He received his Bachelor of Music Education degree from Loyola University New Orleans. He currently serves as an Area Band Chair for the Texas Music Educators Association, the Marching Band Vice President for the Texas Music Adjudicators Association and as a music judge for Drum Corps International.
Miller and his wife, Lori, live in Frisco. They have two sons, Gerry, who attends the University of North Texas, and Benjamin, who attends Griffin Middle School in Frisco ISD.
Three people, Tag Green, Armin Mizaniand Mark Mathews, are throwing in their hats for the position on Keller City Mayor. Here’s what they had to say:
Why did you decide to run for office?
TG: Passion for people. Our family searched for two years to find our home in Keller. That was almost 15 years ago. Our two youngest children graduated from Keller schools, and we have two grandchildren in Keller schools now. We love our city, our schools and our neighbors—hose who live in our cul-de-sac and those across all of Keller. Five years ago, I felt led to step out to be an influence in our community for positive things. That culminated in being elected to Keller City Council, where I have served you the past three years. Keller is a great place to live and has so much to offer, so much to preserve and protect. We need leadership with vision that looks beyond this month, this year or even this decade to assure we steward our city’s resources with excellence and integrity.
Why did you decide to run for office?
MM: We all have a choice. We can complain or choose to help make our city better. I choose to be “for” something. I’d like to see Keller do better.
Why did you decide to run for office?
AM: Keller is and will always be my home. As a husband and [as a] father to two young kids, I could not be more committed to making sure that Keller is prepared for a prosperous future. The vision I share for Keller is an ambitious one: to be recognized as “Texas’s Most Friendly City.” To do this, we must appreciate the past all the while keeping our sights towards the future. We must bring real taxpayer relief, attract quality economic development that is both vibrant and experiential, prioritize our roads, sidewalks and infrastructure, ensure public safety and maintain Keller’s unique character through our parks and trails. Above all else, we must put our residents first—all 45,000 residents, regardless of whether they voted for you or your opponent.
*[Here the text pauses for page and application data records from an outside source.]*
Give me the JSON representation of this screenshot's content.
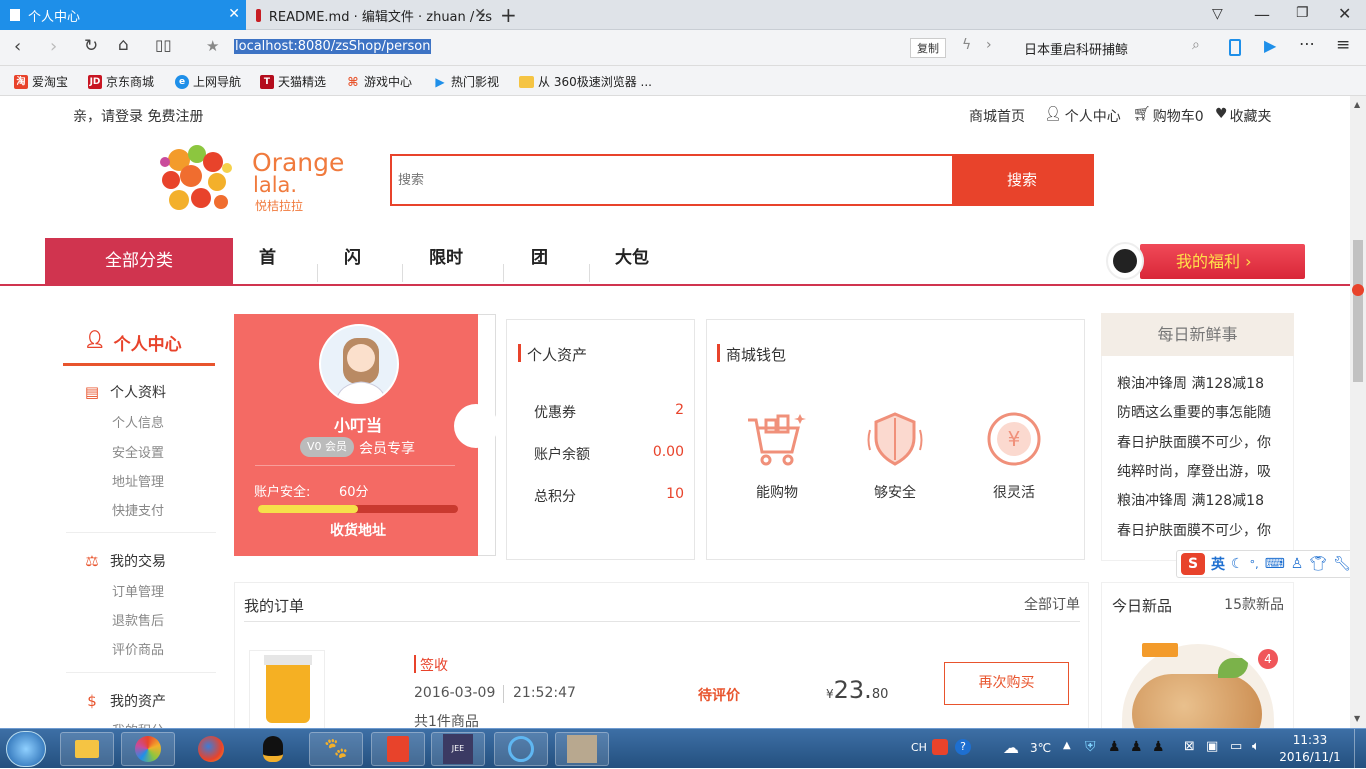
{
  "browser": {
    "tabs": [
      {
        "label": "个人中心"
      },
      {
        "label": "README.md · 编辑文件 · zhuan / zs"
      }
    ],
    "new_tab": "+",
    "address": "localhost:8080/zsShop/person",
    "copy_label": "复制",
    "search_suggestion": "日本重启科研捕鲸",
    "bookmarks": [
      {
        "label": "爱淘宝"
      },
      {
        "label": "京东商城"
      },
      {
        "label": "上网导航"
      },
      {
        "label": "天猫精选"
      },
      {
        "label": "游戏中心"
      },
      {
        "label": "热门影视"
      },
      {
        "label": "从 360极速浏览器 ..."
      }
    ]
  },
  "topbar": {
    "login_text": "亲，请登录 免费注册",
    "links": [
      "商城首页",
      "个人中心",
      "购物车0",
      "收藏夹"
    ]
  },
  "logo": {
    "name_line1": "Orange",
    "name_line2": "lala.",
    "name_cn": "悦桔拉拉"
  },
  "search": {
    "placeholder": "搜索",
    "button": "搜索"
  },
  "mainnav": {
    "all_categories": "全部分类",
    "items": [
      "首",
      "闪",
      "限时",
      "团",
      "大包"
    ],
    "welfare": "我的福利 ›"
  },
  "sidebar": {
    "title": "个人中心",
    "groups": [
      {
        "title": "个人资料",
        "items": [
          "个人信息",
          "安全设置",
          "地址管理",
          "快捷支付"
        ]
      },
      {
        "title": "我的交易",
        "items": [
          "订单管理",
          "退款售后",
          "评价商品"
        ]
      },
      {
        "title": "我的资产",
        "items": [
          "我的积分"
        ]
      }
    ]
  },
  "profile": {
    "username": "小叮当",
    "vip_badge": "V0 会员",
    "vip_text": "会员专享",
    "security_label": "账户安全:",
    "security_score": "60分",
    "security_progress": 0.5,
    "address_link": "收货地址"
  },
  "assets": {
    "title": "个人资产",
    "rows": [
      {
        "label": "优惠券",
        "value": "2"
      },
      {
        "label": "账户余额",
        "value": "0.00"
      },
      {
        "label": "总积分",
        "value": "10"
      }
    ]
  },
  "wallet": {
    "title": "商城钱包",
    "items": [
      "能购物",
      "够安全",
      "很灵活"
    ]
  },
  "daily": {
    "title": "每日新鲜事",
    "items": [
      "粮油冲锋周 满128减18",
      "防晒这么重要的事怎能随",
      "春日护肤面膜不可少，你",
      "纯粹时尚，摩登出游，吸",
      "粮油冲锋周 满128减18",
      "春日护肤面膜不可少，你"
    ]
  },
  "orders": {
    "title": "我的订单",
    "all_link": "全部订单",
    "order": {
      "status_tag": "签收",
      "date": "2016-03-09",
      "time": "21:52:47",
      "count": "共1件商品",
      "state": "待评价",
      "currency": "¥",
      "price_main": "23.",
      "price_decimal": "80",
      "rebuy": "再次购买"
    }
  },
  "new_products": {
    "title": "今日新品",
    "count": "15款新品",
    "badge": "4"
  },
  "ime": {
    "label": "英"
  },
  "taskbar": {
    "lang": "CH",
    "weather": "3℃",
    "time": "11:33",
    "date": "2016/11/1"
  },
  "colors": {
    "accent": "#e8432b",
    "nav_red": "#d0344f",
    "profile_bg": "#f46a64",
    "tab_blue": "#1e8fe9"
  }
}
As part of a collection of minor changes to the city of McKinney’s 2020 Comprehensive Plan, a few changes are being proposed to the city’s master thoroughfare plan.
The master thoroughfare plan provides general locations for future streets and roads in McKinney. Thoroughfare alignments might shift as roads are engineered and designed to accommodate planning and developments as well as flood plains.
The updates were presented to McKinney Planning and Zoning commissioners Sept. 22, who approved the changes to the comprehensive plan and sent them with a favorable recommendation for McKinney City Council to consider Oct. 20.
The most significant change to the thoroughfare plan occurs in the New Hope area, where the North Texas Municipal Water District facility is going in, city staff said. This caused staff to make some alignment changes to work around that facility.